- Requirement: All lines from the one containing "Read all visible content and emit it as JSON." through the last line below must be duplicated exactly, with nothing outside that span.

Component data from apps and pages

[Start of Attachment]

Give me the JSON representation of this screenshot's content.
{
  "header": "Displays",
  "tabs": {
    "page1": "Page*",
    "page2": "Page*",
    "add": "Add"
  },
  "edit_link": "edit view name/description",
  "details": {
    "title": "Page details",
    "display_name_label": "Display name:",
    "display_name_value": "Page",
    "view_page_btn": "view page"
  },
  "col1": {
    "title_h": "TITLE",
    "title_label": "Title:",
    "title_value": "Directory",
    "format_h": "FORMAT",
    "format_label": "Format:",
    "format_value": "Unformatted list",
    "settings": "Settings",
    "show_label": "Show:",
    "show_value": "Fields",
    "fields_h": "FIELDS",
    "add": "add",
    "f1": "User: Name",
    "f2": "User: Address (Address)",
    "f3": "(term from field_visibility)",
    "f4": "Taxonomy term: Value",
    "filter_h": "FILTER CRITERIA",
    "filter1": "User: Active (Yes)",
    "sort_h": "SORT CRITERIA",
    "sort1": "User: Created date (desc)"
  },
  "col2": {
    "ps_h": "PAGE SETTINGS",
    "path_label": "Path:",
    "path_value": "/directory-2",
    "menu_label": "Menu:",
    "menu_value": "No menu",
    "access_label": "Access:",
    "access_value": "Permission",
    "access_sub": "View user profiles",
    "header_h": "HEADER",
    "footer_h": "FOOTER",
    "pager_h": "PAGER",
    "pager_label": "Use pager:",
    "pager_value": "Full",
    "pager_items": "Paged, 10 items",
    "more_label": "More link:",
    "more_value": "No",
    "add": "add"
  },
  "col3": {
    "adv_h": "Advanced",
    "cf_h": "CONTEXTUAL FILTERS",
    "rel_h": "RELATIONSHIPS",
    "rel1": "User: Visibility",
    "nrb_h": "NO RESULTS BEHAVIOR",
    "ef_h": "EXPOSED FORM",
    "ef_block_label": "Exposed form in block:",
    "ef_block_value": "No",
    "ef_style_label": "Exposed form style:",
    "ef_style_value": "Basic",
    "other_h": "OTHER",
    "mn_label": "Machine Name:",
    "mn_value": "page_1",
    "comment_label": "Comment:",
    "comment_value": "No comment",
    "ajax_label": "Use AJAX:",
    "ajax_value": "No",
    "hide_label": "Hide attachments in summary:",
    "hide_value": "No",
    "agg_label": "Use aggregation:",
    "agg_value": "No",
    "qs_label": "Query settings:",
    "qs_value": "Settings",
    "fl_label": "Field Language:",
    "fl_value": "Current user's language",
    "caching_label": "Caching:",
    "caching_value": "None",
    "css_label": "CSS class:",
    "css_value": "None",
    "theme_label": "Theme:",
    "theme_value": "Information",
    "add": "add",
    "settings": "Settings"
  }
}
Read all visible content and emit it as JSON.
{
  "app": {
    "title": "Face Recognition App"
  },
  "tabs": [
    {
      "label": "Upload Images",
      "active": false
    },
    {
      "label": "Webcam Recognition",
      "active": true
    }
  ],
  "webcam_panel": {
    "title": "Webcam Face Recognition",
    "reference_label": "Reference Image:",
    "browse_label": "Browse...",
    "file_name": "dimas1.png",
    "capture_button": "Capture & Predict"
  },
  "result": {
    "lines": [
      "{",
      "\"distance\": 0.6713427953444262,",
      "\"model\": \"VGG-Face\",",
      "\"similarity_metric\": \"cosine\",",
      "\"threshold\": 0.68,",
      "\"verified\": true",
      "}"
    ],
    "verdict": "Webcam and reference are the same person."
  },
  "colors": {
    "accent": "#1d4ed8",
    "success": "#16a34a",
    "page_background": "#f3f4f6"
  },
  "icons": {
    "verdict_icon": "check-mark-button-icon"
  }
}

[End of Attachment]

- Result of this task:
Read all visible content and emit it as JSON.
{
  "app": {
    "title": "Face Recognition App"
  },
  "tabs": [
    {
      "label": "Upload Images",
      "active": false
    },
    {
      "label": "Webcam Recognition",
      "active": true
    }
  ],
  "webcam_panel": {
    "title": "Webcam Face Recognition",
    "reference_label": "Reference Image:",
    "browse_label": "Browse...",
    "file_name": "dimas1.png",
    "capture_button": "Capture & Predict"
  },
  "result": {
    "lines": [
      "{",
      "\"distance\": 0.6713427953444262,",
      "\"model\": \"VGG-Face\",",
      "\"similarity_metric\": \"cosine\",",
      "\"threshold\": 0.68,",
      "\"verified\": true",
      "}"
    ],
    "verdict": "Webcam and reference are the same person."
  },
  "colors": {
    "accent": "#1d4ed8",
    "success": "#16a34a",
    "page_background": "#f3f4f6"
  },
  "icons": {
    "verdict_icon": "check-mark-button-icon"
  }
}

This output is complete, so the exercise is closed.